Winker is major league-ready -- or very close to it. But, right now, there’s nowhere to play him. Two of players obtained in the rebuilding effort -- Duvall and Scott Schebler -- established themselves as the corner outfielders last season.
Winker is having a good camp. He was hitting .297 with a home run and five RBI in 37 at-bats going into Monday. But he’s in tough spot as far as making the team. The Reds don’t like to use young players as bench players.
“As much as we talk about our particular set of circumstances right now, things can change, things can change through the performance of others, things can change through injuries,” Price said. “There’s a lot of different ways for these guys to find their way on to the team and into the lineup.”
The most important thing for Winker this spring is he’s healthy.
“Wrist is feeling great,” he said.
Winker will likely start the year at Triple-A -- a phone call away from the big leagues. The key is playing well for Louisville.
“Look at the way Schebler played last year at Triple-A,” Price said. “When the opportunity came, it forced us to give him a serious look. If he’s hitting .242 in Triple-A, there’s no pressing sense of obligation that he’s got to be the guy to come up and play on an everyday basis.
"I’d like Jesse and anyone that is close to or ready for the big leagues to press us to make a tough decision late in camp to keep themselves in camp as late as they can. Things happen. You can’t ignore performance.”
Winker has had performance since the Reds took him with the 49th pick in 2012 draft. He was the club's minor league hitter of the year in 2013 and 2015.
And he has performed this spring.
“I think any time you’re in big-league camp, you’re trying to make the team,” he said. “That’s the mindset you need to have. My job is to play hard. All that decision making is out of my hands.”
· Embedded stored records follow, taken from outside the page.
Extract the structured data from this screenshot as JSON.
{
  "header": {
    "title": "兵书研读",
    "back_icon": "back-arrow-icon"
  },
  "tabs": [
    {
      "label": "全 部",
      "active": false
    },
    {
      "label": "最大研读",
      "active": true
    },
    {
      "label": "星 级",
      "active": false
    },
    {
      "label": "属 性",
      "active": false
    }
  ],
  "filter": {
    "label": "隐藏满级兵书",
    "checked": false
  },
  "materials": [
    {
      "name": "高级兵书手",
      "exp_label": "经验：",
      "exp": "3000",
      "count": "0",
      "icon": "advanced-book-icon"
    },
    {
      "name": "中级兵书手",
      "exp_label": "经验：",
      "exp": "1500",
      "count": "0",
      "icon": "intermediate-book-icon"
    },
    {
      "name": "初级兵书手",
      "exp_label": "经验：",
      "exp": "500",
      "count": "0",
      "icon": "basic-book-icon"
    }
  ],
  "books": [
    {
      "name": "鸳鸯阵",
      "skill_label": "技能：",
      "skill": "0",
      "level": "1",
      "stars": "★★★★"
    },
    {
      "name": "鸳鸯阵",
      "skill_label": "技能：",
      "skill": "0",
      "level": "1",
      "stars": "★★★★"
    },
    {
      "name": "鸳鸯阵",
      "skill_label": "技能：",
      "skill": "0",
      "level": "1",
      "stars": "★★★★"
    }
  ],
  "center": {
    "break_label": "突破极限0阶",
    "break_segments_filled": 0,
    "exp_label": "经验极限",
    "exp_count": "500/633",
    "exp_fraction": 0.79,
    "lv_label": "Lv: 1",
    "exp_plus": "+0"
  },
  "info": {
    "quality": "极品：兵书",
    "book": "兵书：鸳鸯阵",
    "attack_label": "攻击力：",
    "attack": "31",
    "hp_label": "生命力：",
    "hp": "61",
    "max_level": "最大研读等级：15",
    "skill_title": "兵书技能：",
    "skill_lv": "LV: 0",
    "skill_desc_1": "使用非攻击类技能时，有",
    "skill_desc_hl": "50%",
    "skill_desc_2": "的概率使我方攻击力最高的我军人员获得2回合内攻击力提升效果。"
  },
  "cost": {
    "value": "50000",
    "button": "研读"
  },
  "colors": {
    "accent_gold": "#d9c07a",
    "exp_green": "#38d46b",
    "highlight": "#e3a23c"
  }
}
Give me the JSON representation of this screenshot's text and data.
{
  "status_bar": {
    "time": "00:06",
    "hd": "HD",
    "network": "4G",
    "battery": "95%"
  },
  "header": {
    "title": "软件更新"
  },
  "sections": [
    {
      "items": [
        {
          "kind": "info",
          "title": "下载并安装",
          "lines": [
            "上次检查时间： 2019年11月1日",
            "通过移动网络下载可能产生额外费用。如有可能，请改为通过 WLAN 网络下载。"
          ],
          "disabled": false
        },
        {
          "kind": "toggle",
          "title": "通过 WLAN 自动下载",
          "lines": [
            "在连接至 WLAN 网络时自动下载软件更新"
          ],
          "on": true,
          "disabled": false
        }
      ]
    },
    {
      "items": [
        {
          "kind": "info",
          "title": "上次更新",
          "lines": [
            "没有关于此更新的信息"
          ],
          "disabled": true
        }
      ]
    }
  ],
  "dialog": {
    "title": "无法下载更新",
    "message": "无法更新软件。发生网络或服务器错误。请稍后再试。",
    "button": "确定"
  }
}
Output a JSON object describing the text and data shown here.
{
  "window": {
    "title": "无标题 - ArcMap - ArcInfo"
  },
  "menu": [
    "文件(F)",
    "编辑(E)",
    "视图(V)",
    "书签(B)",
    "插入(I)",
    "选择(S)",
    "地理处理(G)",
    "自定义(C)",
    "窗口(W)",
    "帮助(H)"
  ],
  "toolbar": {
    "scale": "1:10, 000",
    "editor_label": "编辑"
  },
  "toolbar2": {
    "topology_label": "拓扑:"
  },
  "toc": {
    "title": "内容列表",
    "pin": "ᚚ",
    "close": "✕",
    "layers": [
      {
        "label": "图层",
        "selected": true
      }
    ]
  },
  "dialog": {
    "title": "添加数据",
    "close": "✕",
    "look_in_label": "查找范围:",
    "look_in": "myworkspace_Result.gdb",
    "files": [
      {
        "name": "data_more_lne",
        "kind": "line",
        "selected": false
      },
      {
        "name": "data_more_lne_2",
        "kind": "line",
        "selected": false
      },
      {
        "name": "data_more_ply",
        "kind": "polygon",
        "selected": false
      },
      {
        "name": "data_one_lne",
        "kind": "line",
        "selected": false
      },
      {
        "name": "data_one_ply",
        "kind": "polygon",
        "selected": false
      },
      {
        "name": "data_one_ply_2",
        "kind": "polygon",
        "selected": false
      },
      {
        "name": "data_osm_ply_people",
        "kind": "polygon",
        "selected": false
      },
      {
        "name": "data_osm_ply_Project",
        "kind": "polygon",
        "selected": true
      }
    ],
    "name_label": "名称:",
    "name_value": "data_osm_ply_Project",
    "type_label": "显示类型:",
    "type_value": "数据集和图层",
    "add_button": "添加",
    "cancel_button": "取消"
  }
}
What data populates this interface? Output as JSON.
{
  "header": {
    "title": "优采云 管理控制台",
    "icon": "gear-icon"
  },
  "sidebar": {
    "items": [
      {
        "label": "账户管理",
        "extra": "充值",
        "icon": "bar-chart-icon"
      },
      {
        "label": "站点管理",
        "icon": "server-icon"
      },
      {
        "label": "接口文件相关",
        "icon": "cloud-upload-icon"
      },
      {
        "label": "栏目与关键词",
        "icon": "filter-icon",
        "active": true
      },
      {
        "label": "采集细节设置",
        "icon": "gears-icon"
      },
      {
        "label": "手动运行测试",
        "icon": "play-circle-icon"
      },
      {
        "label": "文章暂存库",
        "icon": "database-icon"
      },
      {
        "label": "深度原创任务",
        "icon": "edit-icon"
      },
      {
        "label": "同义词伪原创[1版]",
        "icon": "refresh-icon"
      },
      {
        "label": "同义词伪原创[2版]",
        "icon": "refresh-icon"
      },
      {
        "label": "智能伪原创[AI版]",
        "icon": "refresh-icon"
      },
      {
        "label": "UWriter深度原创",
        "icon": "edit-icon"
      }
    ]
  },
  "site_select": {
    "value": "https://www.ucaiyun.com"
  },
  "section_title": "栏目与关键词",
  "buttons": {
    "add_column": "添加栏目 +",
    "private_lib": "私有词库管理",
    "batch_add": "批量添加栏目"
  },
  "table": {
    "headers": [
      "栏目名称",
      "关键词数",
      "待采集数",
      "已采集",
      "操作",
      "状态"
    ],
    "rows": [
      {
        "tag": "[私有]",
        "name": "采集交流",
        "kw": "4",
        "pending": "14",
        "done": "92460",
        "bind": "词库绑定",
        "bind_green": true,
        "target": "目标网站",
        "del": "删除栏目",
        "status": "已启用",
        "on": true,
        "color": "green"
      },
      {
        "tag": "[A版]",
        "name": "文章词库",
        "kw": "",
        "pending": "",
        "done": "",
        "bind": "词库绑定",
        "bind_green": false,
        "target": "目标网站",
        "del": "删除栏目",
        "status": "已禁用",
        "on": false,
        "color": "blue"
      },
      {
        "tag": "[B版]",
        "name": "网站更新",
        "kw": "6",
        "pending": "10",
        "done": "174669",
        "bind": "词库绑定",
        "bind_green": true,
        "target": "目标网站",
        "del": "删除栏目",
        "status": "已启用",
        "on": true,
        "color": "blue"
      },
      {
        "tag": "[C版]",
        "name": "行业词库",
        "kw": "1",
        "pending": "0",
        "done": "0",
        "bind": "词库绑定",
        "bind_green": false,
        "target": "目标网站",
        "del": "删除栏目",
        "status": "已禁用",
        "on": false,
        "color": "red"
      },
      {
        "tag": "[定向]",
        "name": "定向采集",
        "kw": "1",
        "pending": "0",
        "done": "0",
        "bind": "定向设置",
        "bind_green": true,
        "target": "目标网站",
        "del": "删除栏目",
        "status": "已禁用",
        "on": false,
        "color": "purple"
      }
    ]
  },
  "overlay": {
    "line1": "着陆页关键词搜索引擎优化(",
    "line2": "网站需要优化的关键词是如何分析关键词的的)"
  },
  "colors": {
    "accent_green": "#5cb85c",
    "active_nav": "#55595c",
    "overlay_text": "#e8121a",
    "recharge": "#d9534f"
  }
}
John Fay is a freelance sports columnist; this column represents his opinion. Contact him at email@example.com